Before being elected as ELCA presiding bishop, he served as bishop of the Saint Paul Area Synod (3H). He had been elected to serve a second term in Saint Paul earlier that same year. Prior to being elected synod bishop, he served as pastor of three Minnesota congregations: Prince of Glory Lutheran Church, Minneapolis; Edina (Minnesota) Community Lutheran Church; and University Lutheran Church of Hope in Minneapolis.
Born in Minneapolis on December 2, 1946, he graduated from Augsburg College with a B.A. in sociology. He was a Rockefeller Fellow at Union Theological Seminary, New York City, and received a Master of Divinity degree there in 1972. He also attended Luther Seminary, St. Paul, Minnesota, and was a Merrill Fellow at Harvard Divinity School in 1979.
In his work as president of the Lutheran World Federation and as presiding bishop of the ELCA, Hanson has traveled widely throughout the world, sharing a confident hope in God’s promises and a vision of the joyful freedom in Christian community and mission.
Hanson is widely known as a leader with an evangelical passion and imagination who embraces the Christian tradition, the Christian community, and the world with both generous goodwill and thoughtful insight. He has been an articulate advocate for the renewal of the church’s preaching and public voice, for the strengthening of ecumenical and inter-religious relationships, and for reconciliation and justice in society, with attention especially to those who live with poverty and discrimination.
Hanson has received several honorary degrees, including Doctor of Humane Letters from Augsburg College, Wittenberg University, and Grand View University, Doctor of Humanities from Capital University, Doctor of Divinity from Lenoir-Rhyne College, Wartburg Theological Seminary, Susquehanna University, Wartburg College, and The Academy of Ecumenical Indian Theology and Church Administration.
He is the author of Faithful Yet Changing, the Church in Challenging Times and Faithful and Courageous, Christians in Unsettling Times both from Augsburg Fortress, Publishers.
Married to Ione (Agrimson), they are the parents of Aaron, Alyssa, Rachel, Ezra, Isaac and Elizabeth, and grandparents to Naomi, Kingston, Sam, Danielle and Sophia. Before moving to Chicago, Ione was the director of social work at Minneapolis and St. Paul Children’s Hospitals.

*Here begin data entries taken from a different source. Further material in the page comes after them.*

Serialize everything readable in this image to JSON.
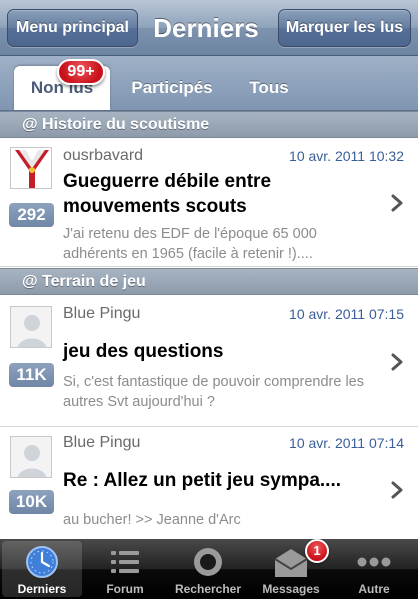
{
  "navbar": {
    "title": "Derniers",
    "left_button": "Menu principal",
    "right_button": "Marquer les lus"
  },
  "segments": {
    "items": [
      {
        "label": "Non lus",
        "active": true
      },
      {
        "label": "Participés",
        "active": false
      },
      {
        "label": "Tous",
        "active": false
      }
    ],
    "unread_badge": "99+"
  },
  "sections": [
    {
      "title": "@ Histoire du scoutisme",
      "rows": [
        {
          "author": "ousrbavard",
          "date": "10 avr. 2011 10:32",
          "subject": "Gueguerre débile entre mouvements scouts",
          "preview": "J'ai retenu des EDF de l'époque 65 000 adhérents en 1965 (facile à retenir !)....",
          "count": "292",
          "avatar_icon": "scout-scarf-icon"
        }
      ]
    },
    {
      "title": "@ Terrain de jeu",
      "rows": [
        {
          "author": "Blue Pingu",
          "date": "10 avr. 2011 07:15",
          "subject": "jeu des questions",
          "preview": "Si, c'est fantastique de pouvoir comprendre les autres Svt aujourd'hui ?",
          "count": "11K",
          "avatar_icon": "default-avatar-icon"
        },
        {
          "author": "Blue Pingu",
          "date": "10 avr. 2011 07:14",
          "subject": "Re : Allez un petit jeu sympa....",
          "preview": "au bucher! >> Jeanne d'Arc",
          "count": "10K",
          "avatar_icon": "default-avatar-icon"
        }
      ]
    }
  ],
  "tabbar": {
    "items": [
      {
        "label": "Derniers",
        "icon": "clock-icon",
        "active": true
      },
      {
        "label": "Forum",
        "icon": "list-icon",
        "active": false
      },
      {
        "label": "Rechercher",
        "icon": "search-icon",
        "active": false
      },
      {
        "label": "Messages",
        "icon": "envelope-icon",
        "active": false
      },
      {
        "label": "Autre",
        "icon": "more-icon",
        "active": false
      }
    ],
    "messages_badge": "1"
  },
  "colors": {
    "navbar": "#7d93ae",
    "section_header": "#98a5b5",
    "date": "#3a5e9a",
    "badge": "#d4151e",
    "count_badge": "#7f95b1"
  }
}
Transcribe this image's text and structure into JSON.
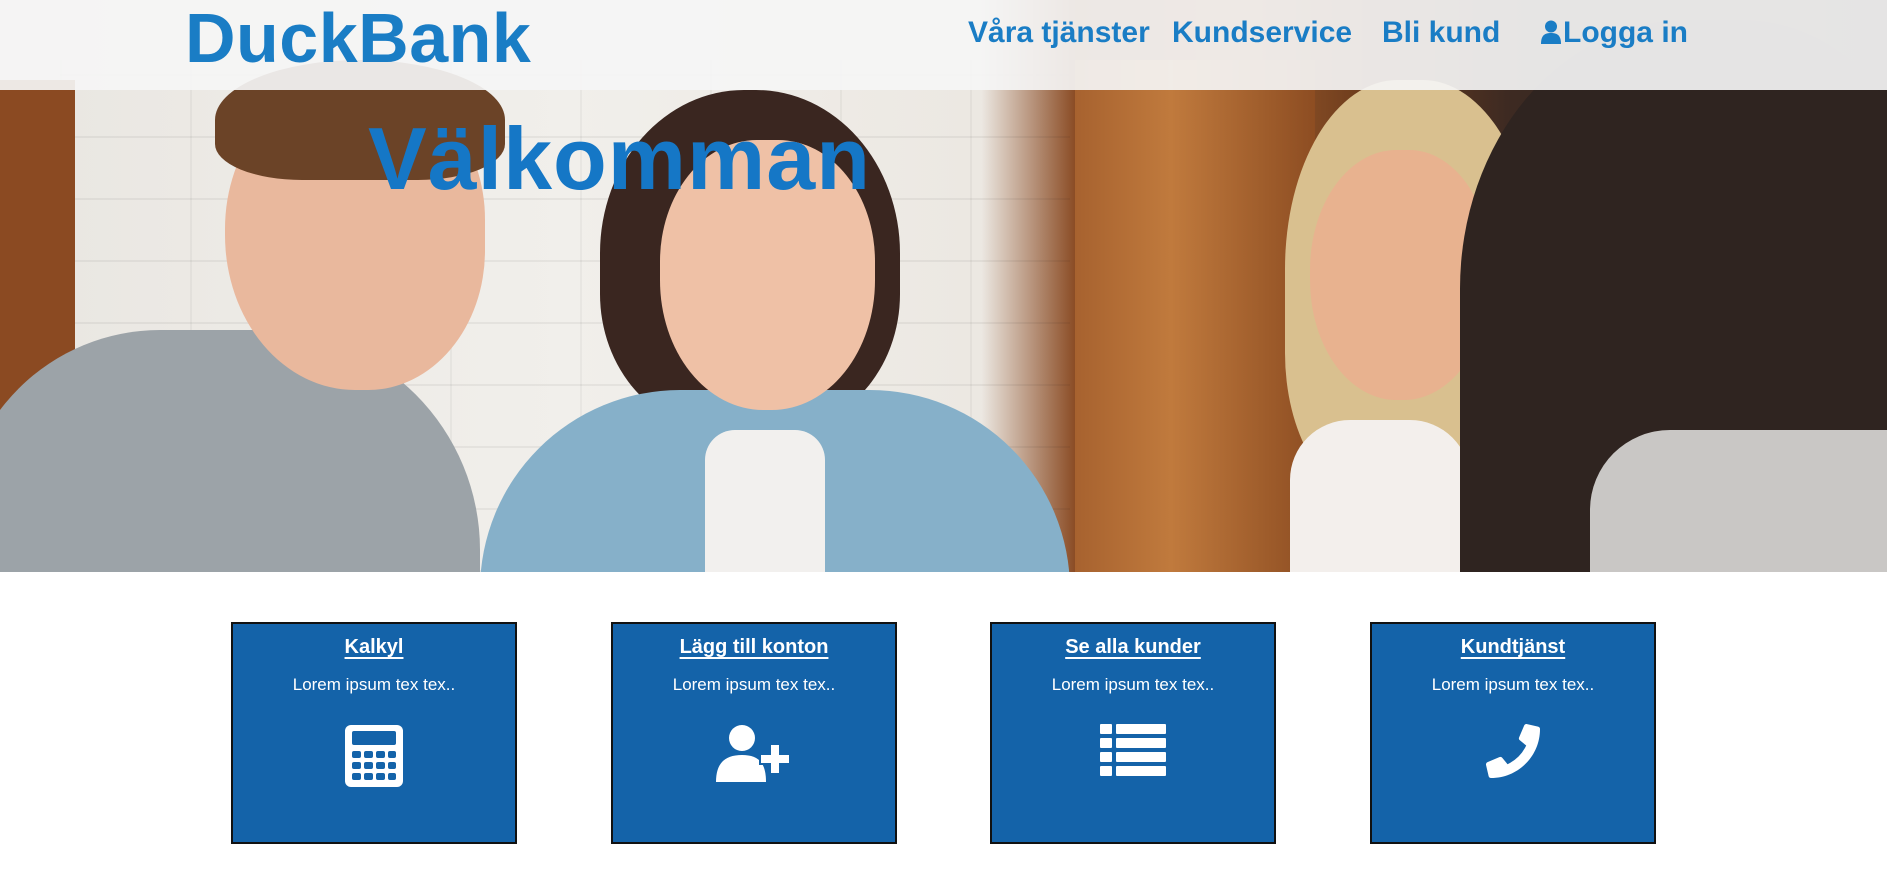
{
  "header": {
    "brand": "DuckBank",
    "nav": [
      {
        "label": "Våra tjänster"
      },
      {
        "label": "Kundservice"
      },
      {
        "label": "Bli kund"
      },
      {
        "label": "Logga in",
        "icon": "user-icon"
      }
    ]
  },
  "hero": {
    "title": "Välkomman"
  },
  "cards": [
    {
      "title": "Kalkyl",
      "text": "Lorem ipsum tex tex..",
      "icon": "calculator-icon"
    },
    {
      "title": "Lägg till konton",
      "text": "Lorem ipsum tex tex..",
      "icon": "add-user-icon"
    },
    {
      "title": "Se alla kunder",
      "text": "Lorem ipsum tex tex..",
      "icon": "list-icon"
    },
    {
      "title": "Kundtjänst",
      "text": "Lorem ipsum tex tex..",
      "icon": "phone-icon"
    }
  ],
  "colors": {
    "brand": "#1a7dc5",
    "card_bg": "#1463a9",
    "header_bg": "#f5f5f5"
  }
}
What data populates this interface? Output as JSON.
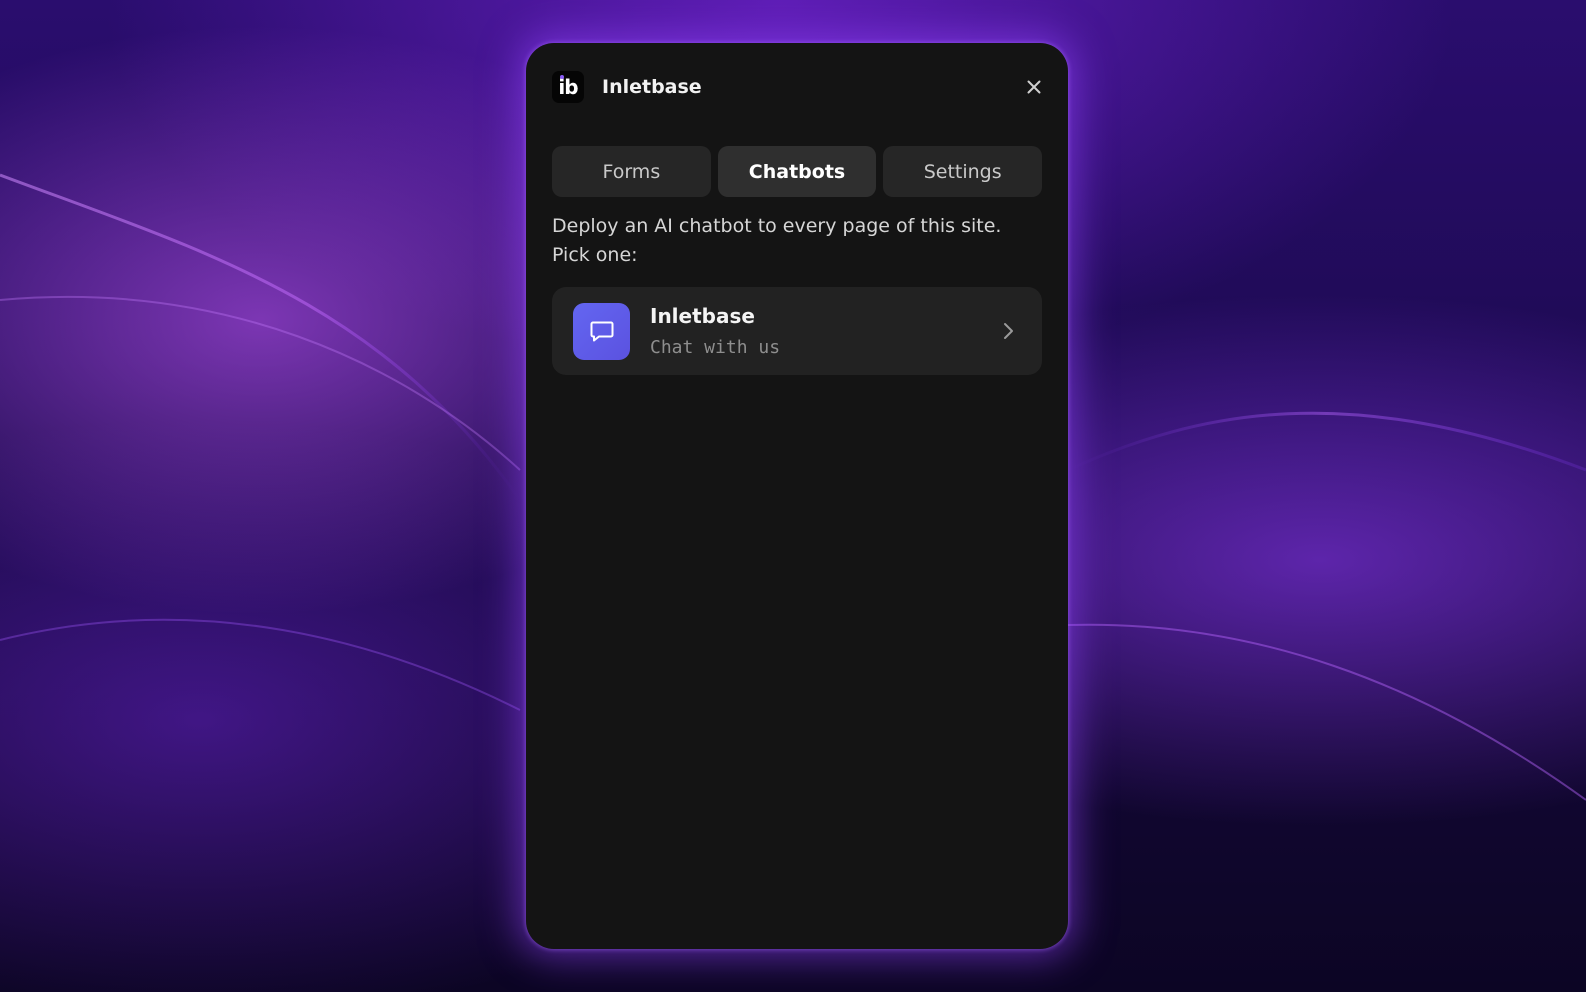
{
  "header": {
    "logo_text": "ib",
    "app_title": "Inletbase",
    "close_icon": "close-icon"
  },
  "tabs": [
    {
      "label": "Forms",
      "active": false
    },
    {
      "label": "Chatbots",
      "active": true
    },
    {
      "label": "Settings",
      "active": false
    }
  ],
  "main": {
    "description_line1": "Deploy an AI chatbot to every page of this site.",
    "description_line2": "Pick one:",
    "chatbots": [
      {
        "name": "Inletbase",
        "subtitle": "Chat with us",
        "icon": "chat-bubble-icon",
        "icon_color": "#6366f1"
      }
    ]
  },
  "colors": {
    "panel_bg": "#141414",
    "tab_bg": "#262626",
    "card_bg": "#222222",
    "accent": "#6366f1",
    "glow": "#9646ff"
  }
}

The Center for Global Education and Experience, in partnership with the Bernhard Christensen Center for Vocation, is pleased to offer Education for Vocation: An International Professional Development Seminar. This seminar will take place in Cuernavaca, Mexico from July 11-July 19, 2015 and is designed for educators from a variety of backgrounds and institutions. Participants will explore diverse cultural and theological understandings of vocation and the impact of cross-cultural encounters upon vocation. The group will engage with a broad cross-section of Mexican society regarding the different way that their vocations have been shaped by their cultural, theological, and social locations. There will be ample opportunity to explore new ways to help your students and constituents reflect upon their vocations in today’s global context and share ideas with colleagues from other US-based institutions.